ONE of the best storytellers afloat sets sail again in the pages of ''The Commodore.'' This 17th novel in Patrick O'Brian's series about adventure in the British Royal Navy is as finely trimmed as the ships he writes about.
The legion of fans who have savored the unfolding story of Captain ''Lucky Jack'' Aubrey and the saturnine Dr. Steven Maturin can be of good cheer. The old master hasn't lost his touch.
Last year's ''Wine Dark Sea'' was a grand melodrama, filled with storms, sea chases, and climactic battles. A first-time reader might do well to start with that volume, then return to the beginning of the series, with ''Master and Commander'' (1969) and ''Post Captain'' (1972).
This year's offering is in a lower key. The focus is on character, not incident, and the social byplay of life ashore and in the closed world of the ships of the British fleet during the last years of the Napoleonic wars.
As the novel opens, the two friends are returning from the circumnavigation that has occupied the last few books. Both are immensely wealthy from this and previous voyages -- the reader's familiarity with the prize system (and much else) in the 19th-century British Navy is assumed.
Their return home gives the author a chance to demonstrate his gift for good humored social satire, with finely drawn characters in settings ranging from the Admiralty to Jack's country home. The flavor is not so much of Jane Austen, as it was in the early works of the series, but Dickensian.
Jack is eager to return to command. He is delighted at the opportunity to fit out a squadron to proceed against the slaver of the Bight of Benin, a bay on the West African Coast. Jack's friend and companion, Dr. Maturin, is to go along as expedition surgeon.
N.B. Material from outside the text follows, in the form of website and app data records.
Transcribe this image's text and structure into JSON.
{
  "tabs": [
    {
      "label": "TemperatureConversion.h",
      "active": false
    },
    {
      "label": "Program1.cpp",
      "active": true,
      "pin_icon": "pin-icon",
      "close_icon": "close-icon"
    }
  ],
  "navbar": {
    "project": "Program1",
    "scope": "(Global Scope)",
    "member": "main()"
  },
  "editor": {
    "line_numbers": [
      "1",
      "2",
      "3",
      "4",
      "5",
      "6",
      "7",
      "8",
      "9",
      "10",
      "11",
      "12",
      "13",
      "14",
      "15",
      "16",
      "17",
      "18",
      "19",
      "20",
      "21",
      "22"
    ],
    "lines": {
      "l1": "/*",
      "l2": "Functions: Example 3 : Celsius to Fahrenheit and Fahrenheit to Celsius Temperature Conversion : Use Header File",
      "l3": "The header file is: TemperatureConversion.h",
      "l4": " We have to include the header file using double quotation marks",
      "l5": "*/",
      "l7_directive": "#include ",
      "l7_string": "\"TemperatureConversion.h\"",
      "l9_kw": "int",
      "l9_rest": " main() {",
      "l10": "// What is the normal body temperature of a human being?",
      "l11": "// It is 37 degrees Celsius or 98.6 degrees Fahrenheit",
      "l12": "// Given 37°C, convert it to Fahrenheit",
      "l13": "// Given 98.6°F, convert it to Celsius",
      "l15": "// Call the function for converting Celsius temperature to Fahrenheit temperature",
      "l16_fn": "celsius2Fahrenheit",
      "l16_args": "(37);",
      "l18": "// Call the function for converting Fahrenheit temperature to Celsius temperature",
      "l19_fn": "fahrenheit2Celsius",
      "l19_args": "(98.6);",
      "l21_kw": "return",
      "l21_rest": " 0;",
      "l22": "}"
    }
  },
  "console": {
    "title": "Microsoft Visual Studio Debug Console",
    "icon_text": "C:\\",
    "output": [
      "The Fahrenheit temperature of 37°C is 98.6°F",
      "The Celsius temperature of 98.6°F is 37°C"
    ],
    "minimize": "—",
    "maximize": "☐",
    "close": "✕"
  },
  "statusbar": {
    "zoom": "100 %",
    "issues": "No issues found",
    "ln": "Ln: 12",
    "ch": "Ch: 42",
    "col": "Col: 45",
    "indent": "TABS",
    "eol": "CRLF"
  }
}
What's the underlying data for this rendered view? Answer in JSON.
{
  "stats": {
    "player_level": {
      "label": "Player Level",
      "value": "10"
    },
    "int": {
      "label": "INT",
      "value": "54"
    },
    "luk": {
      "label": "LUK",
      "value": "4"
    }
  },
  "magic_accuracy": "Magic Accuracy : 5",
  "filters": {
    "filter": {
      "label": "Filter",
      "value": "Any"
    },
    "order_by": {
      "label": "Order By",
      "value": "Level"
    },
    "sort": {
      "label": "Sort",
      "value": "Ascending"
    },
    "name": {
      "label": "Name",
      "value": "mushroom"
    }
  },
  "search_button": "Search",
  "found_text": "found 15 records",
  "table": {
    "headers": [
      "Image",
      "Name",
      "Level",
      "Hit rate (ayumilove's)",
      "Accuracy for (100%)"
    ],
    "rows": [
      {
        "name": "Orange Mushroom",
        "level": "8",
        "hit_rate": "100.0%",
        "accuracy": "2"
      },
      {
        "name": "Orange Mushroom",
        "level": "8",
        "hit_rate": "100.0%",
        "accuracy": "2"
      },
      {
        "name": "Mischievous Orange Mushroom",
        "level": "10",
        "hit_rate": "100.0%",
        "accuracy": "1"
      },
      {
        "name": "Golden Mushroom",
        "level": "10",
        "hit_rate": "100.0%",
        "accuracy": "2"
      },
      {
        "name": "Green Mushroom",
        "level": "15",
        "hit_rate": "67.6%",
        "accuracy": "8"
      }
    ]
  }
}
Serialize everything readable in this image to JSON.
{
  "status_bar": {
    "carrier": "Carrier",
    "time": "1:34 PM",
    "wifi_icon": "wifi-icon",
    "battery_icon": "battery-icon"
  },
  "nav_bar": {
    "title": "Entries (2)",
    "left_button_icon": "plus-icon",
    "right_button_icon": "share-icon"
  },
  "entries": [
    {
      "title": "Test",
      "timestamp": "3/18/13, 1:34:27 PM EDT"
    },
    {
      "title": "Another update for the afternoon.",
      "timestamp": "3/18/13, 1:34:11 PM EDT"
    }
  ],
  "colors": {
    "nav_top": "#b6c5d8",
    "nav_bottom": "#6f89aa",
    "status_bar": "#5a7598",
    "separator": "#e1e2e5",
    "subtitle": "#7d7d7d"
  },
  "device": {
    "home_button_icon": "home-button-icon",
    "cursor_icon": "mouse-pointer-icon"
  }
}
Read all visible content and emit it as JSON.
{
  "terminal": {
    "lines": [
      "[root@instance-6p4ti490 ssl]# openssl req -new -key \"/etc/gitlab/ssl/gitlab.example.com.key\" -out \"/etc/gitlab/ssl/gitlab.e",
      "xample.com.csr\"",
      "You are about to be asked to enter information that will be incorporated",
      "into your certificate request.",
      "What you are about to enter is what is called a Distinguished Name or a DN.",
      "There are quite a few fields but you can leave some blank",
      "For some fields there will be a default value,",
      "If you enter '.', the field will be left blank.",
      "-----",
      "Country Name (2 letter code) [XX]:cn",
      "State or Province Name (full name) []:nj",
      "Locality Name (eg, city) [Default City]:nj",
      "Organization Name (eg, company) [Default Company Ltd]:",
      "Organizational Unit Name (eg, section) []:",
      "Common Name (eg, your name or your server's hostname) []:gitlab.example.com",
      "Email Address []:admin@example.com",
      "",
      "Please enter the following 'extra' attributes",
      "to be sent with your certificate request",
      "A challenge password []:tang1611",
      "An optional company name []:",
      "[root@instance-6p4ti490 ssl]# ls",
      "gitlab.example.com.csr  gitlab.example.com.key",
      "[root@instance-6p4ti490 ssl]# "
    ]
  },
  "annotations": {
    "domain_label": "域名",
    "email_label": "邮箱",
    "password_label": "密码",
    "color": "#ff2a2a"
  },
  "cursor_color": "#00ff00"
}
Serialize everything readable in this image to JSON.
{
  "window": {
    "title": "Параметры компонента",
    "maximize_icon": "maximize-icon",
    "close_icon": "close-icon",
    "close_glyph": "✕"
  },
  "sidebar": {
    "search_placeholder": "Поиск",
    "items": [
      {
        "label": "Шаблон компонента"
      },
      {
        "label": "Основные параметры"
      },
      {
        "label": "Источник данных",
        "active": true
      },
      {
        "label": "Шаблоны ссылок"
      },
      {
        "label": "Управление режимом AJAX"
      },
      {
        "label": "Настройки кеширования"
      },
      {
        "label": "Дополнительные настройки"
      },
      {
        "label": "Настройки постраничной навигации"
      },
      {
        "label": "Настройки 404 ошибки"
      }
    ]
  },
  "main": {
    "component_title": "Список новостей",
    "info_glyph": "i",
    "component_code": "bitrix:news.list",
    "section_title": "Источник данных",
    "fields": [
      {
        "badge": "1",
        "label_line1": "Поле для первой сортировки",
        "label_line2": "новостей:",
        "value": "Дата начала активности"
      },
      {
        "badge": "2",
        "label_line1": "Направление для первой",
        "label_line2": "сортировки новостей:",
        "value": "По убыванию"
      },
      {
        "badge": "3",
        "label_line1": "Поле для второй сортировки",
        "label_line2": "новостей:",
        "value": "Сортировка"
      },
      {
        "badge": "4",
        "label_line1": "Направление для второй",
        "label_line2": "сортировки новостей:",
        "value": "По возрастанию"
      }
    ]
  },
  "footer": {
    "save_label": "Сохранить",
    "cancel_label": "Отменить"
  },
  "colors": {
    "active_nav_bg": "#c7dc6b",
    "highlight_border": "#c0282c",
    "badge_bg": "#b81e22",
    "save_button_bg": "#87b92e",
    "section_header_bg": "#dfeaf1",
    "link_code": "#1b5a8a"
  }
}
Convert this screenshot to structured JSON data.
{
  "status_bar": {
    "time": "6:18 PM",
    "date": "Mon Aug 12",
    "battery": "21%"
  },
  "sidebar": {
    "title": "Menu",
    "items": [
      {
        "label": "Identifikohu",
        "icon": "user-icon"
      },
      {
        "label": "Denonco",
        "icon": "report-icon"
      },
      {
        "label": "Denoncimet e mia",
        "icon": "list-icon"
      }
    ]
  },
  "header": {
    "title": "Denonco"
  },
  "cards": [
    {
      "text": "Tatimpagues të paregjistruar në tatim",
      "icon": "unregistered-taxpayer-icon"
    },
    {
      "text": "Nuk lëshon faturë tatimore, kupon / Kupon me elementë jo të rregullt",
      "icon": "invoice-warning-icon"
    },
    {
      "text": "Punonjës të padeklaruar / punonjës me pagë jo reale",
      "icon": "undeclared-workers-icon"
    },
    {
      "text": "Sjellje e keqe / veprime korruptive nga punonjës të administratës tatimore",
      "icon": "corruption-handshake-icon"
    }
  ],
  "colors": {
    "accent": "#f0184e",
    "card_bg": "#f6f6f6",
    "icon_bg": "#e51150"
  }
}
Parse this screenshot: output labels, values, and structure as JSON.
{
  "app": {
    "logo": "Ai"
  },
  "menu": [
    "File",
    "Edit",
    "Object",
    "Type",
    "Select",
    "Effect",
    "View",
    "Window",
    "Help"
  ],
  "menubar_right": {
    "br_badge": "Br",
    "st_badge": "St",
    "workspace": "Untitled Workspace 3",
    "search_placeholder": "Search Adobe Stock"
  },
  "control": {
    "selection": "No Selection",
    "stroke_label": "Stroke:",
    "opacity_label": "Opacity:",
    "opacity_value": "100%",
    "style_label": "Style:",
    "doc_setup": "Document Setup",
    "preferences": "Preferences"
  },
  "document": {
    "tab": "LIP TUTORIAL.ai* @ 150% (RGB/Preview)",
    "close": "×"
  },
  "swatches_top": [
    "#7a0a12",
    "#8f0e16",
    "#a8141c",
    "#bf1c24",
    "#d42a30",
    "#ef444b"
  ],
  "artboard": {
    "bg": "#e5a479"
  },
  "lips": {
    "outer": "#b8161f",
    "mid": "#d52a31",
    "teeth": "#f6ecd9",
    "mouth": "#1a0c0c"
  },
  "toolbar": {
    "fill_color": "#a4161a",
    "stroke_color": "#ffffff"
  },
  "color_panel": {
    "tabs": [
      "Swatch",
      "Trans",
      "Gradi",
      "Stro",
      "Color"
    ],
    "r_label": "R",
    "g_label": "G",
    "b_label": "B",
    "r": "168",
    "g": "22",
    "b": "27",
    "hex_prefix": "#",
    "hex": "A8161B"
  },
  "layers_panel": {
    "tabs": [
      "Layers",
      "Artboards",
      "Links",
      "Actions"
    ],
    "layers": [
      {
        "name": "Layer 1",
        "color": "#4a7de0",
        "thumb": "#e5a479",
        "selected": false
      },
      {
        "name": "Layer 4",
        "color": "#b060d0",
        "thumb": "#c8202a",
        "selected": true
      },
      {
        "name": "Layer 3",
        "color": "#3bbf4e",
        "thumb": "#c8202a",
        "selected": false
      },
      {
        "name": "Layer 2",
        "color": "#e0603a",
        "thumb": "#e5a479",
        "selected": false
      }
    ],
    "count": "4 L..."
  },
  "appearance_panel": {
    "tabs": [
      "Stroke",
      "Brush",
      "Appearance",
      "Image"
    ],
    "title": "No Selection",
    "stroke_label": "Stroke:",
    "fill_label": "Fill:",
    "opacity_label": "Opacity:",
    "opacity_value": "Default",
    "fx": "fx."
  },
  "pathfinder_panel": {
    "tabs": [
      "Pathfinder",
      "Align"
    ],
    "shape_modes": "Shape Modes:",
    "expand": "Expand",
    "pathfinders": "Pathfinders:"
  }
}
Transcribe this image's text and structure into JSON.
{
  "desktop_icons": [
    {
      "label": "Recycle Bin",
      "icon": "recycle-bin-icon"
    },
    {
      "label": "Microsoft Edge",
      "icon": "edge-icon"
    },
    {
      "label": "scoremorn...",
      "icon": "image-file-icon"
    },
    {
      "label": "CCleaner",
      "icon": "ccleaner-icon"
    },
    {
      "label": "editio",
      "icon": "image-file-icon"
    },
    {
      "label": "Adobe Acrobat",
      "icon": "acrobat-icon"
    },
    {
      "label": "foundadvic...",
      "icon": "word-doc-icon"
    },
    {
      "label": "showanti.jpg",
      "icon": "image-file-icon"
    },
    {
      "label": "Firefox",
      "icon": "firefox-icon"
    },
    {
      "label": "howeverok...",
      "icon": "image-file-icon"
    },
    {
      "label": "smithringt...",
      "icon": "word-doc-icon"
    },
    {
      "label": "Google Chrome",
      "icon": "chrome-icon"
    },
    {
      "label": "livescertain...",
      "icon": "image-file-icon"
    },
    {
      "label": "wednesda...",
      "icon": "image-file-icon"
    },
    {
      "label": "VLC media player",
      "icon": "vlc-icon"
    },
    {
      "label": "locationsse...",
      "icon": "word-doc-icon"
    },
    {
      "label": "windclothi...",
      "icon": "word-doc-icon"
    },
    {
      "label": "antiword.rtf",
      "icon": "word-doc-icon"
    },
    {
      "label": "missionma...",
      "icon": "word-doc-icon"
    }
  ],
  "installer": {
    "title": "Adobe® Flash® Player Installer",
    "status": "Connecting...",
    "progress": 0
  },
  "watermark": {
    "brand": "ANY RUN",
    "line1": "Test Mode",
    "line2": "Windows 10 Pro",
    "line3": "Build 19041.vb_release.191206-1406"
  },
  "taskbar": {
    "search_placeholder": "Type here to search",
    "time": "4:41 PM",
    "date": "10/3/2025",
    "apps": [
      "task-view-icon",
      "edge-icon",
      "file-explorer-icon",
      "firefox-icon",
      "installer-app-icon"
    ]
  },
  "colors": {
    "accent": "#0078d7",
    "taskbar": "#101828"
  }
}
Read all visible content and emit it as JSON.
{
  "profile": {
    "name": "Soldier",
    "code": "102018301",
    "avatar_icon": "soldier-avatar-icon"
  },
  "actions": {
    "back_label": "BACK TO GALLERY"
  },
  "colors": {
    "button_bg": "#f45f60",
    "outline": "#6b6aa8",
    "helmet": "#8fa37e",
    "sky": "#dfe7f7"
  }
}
Felicitously, for the narrative at least, Maturin's old enemies are afoot again, and it is expedient for him to leave the country for a while. This voyage is doubly opportune. Not only does it give him the cover to spirit away his boxes of treasure to safekeeping in a castle in Spain, but it will give him a chance to indulge in his passion for natural history and collecting.
Nevertheless, this is a curious sort of adventure story. There is not much dramatic tension; the clash of battle is mostly told, as in Attic tragedy, by messengers from off stage. During the expedition against the African coast slavers, Aubrey, as commodore of his little fleet, is out of sight of land for most of the events.
Maturin is frantic with eagerness to get ashore to see the exotic flora and fauna, but the fear of fever keeps the crew to their ships. He does make it to shore long enough to make the acquaintance of a handsome lady naturalist.
A good adventure story takes us away to exotic locales and situations that we would hardly wish to experience personally. Raiding the slave ships of the fever-plagued West African Coast was grim business. But to go beyond armchair adventuring, the story must return us wiser.
Much of the appeal of the Aubrey-Maturin novels is that they are so rich in humor and invention. They are filled with courage and treachery, faith and greed, and above all love -- the love between men and women, between parent and child, and between men and men. Their author delicately and sensitively details the bonds that join these two friends through their adventure together. One cannot help liking them too and wishing them success in their exploits.
The appearance of a new work in the series is always cause for rejoicing. It can only be hoped that the future will continue to offer some new voyage to remote lands and exotic adventures.